THE INPUT:

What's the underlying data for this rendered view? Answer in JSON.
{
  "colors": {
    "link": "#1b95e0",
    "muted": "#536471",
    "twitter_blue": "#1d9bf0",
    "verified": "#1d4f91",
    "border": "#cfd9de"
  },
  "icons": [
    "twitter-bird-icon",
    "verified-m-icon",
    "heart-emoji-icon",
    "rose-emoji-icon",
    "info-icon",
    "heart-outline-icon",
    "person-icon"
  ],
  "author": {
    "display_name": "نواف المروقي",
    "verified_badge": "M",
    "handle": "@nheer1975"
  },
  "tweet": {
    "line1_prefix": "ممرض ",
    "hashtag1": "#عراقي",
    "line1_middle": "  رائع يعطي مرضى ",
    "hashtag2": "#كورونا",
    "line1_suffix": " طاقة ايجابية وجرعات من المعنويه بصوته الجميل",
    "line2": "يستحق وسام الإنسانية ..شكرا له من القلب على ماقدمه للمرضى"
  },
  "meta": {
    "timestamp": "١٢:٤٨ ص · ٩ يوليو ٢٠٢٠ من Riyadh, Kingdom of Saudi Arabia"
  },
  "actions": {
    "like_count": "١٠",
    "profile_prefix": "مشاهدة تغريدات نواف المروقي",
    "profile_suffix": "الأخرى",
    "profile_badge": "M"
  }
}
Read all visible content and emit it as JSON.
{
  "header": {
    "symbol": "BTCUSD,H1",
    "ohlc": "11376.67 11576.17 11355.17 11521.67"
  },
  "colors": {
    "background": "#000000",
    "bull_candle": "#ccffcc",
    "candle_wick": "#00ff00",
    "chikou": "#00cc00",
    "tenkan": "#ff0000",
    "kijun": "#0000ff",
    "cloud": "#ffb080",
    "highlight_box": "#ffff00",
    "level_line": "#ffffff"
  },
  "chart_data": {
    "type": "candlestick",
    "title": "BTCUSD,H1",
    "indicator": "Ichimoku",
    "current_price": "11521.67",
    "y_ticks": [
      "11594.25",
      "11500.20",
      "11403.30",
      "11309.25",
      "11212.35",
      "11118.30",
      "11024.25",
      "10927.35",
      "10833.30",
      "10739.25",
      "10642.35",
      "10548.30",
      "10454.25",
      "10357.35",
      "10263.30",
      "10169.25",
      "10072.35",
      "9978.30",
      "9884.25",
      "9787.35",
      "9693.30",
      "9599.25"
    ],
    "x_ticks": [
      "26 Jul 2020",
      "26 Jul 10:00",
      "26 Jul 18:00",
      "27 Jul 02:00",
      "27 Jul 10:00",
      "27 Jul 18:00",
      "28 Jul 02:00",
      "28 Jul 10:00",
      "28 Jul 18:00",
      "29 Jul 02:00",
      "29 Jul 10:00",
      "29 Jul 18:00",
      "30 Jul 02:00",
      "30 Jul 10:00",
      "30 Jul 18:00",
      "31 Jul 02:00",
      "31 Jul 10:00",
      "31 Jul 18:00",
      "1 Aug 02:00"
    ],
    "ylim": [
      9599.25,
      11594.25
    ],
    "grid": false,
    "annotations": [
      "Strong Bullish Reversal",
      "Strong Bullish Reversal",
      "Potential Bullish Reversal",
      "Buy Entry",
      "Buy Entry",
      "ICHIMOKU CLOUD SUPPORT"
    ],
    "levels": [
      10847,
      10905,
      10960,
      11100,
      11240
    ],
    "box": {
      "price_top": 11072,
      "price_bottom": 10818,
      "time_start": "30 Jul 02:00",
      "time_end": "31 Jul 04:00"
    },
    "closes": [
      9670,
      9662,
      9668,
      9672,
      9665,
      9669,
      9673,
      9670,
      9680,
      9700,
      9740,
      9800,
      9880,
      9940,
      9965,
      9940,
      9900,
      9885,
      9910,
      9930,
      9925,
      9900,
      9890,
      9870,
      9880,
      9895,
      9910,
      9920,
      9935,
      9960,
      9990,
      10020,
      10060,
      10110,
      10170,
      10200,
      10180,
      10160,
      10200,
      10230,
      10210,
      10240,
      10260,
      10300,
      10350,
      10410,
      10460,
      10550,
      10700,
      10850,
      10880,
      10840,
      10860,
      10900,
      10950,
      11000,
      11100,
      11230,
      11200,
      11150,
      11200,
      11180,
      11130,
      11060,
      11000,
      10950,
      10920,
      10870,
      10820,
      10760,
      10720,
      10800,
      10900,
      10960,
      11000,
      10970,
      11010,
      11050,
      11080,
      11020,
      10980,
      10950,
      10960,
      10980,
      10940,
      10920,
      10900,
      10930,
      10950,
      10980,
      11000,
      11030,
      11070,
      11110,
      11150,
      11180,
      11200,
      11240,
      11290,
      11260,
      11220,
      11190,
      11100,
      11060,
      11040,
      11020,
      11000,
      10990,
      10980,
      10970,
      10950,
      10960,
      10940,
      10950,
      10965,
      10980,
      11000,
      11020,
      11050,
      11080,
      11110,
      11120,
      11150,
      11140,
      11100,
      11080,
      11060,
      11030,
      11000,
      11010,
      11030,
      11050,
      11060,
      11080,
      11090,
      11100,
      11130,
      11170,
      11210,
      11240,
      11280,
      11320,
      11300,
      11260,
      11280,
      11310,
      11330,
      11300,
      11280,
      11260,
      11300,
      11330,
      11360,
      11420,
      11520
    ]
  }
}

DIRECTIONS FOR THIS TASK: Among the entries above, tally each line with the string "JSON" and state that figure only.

EXERCISE ANSWER: 2